In summary, thus far Pope Francis has not been in my eyes a great Pope. Is he an immoral monster like Alexander VI? No, but Pope Francis is a Pope that in my opinion is leading the Church in the wrong direction. That does not mean he is not the current Pope, nor does it mean that everything he says and does is wrong. It does mean that he is not doing a very good job of leading the Church, and he is certainly not proclaiming a very clear message of the Gospel from his words and his actions. No, this does not shake my faith one bit in the indefectibility of the Catholic Church. Read the article above that I linked to, to get an idea of why.
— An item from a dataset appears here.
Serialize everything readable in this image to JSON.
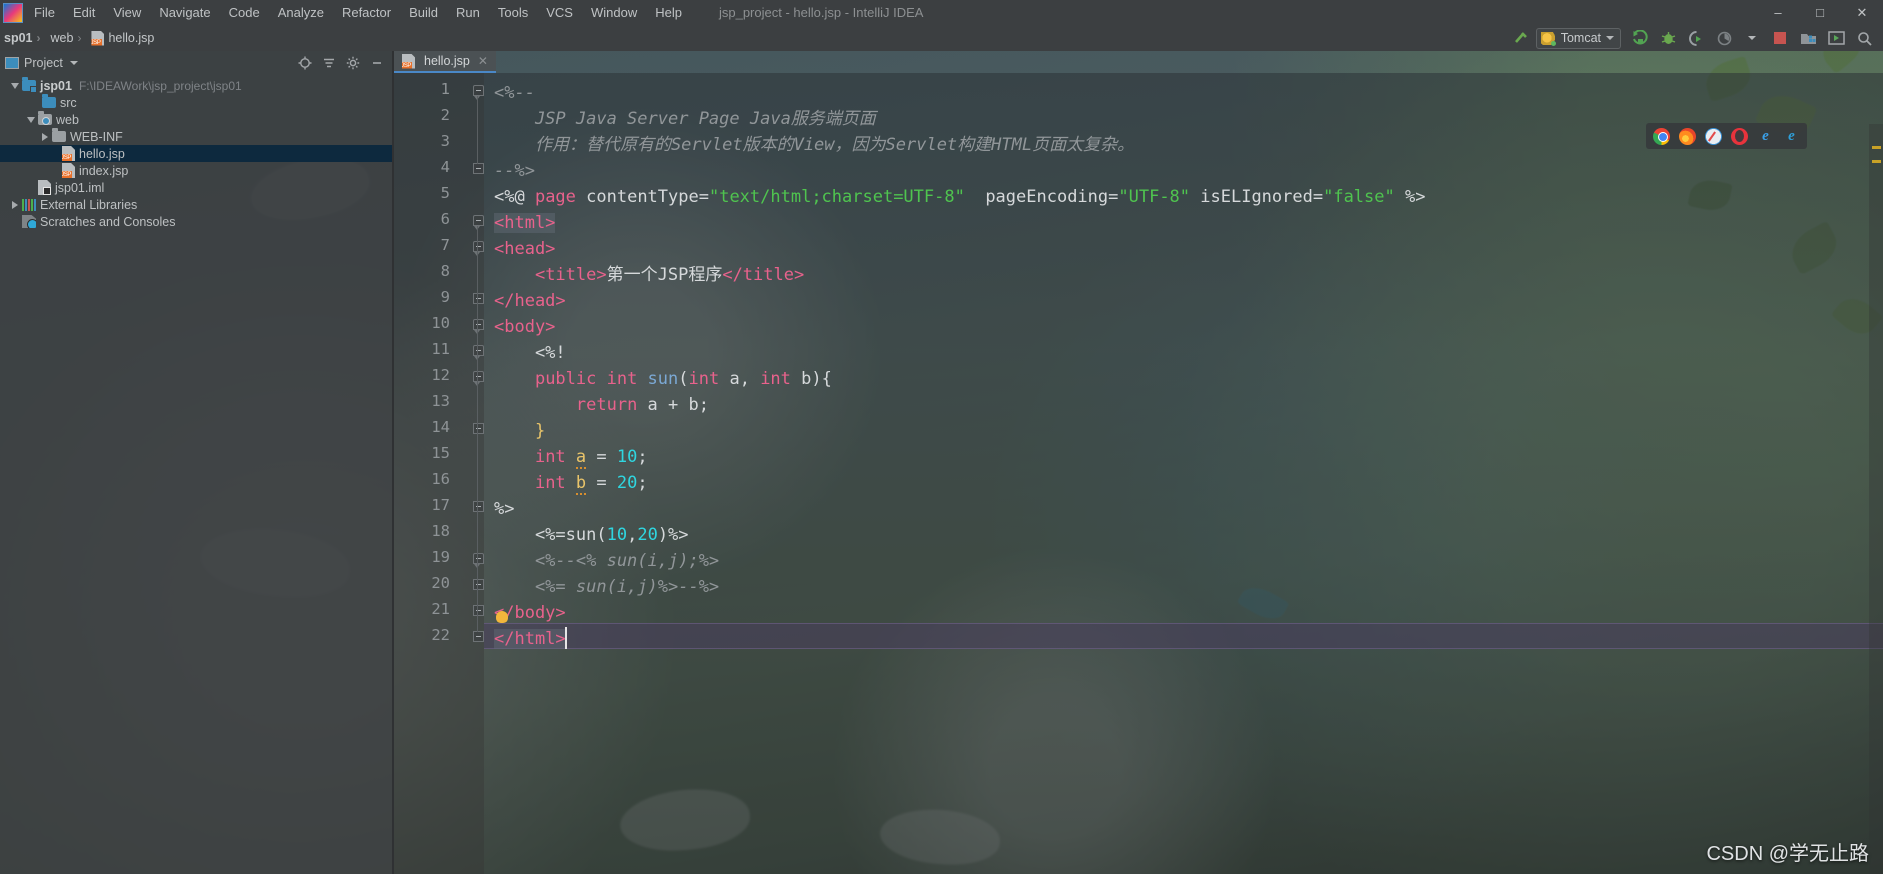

Finally, for those who continue to persevere in their foolish "Pope can do no wrong" attitude, and continue to blame the media for everything, they are hurting the Church by failing to recognize the serious problems that this Pope is causing. It all comes down to the conversion of souls. If the Pope does something deserving of criticism, it is not wrong to criticize, in charity. It gives no Catholic pleasure in pointing out the failures of the Pope. I wonder however if all of these these Neo-Catholics who hold Cardinal Newman up as their hero would have condemned Cardinal Newman when he criticized Pope Pius IX? Anyone remember that one? "We have come to a climax of tyranny. It is not good for a pope to live twenty years. It is anomaly, and bears no good fruit; he becomes a god, has no one to contradict him, does not know facts, and does cruel things without meaning it.” and “We must hope, for one is obliged to hope it, that the pope will be driven from Rome and will not continue the council or that there will be another pope. It is sad he should force us to such wishes.”Volume 25 of Dessain's "The Letters and Diaries of John Henry Newman.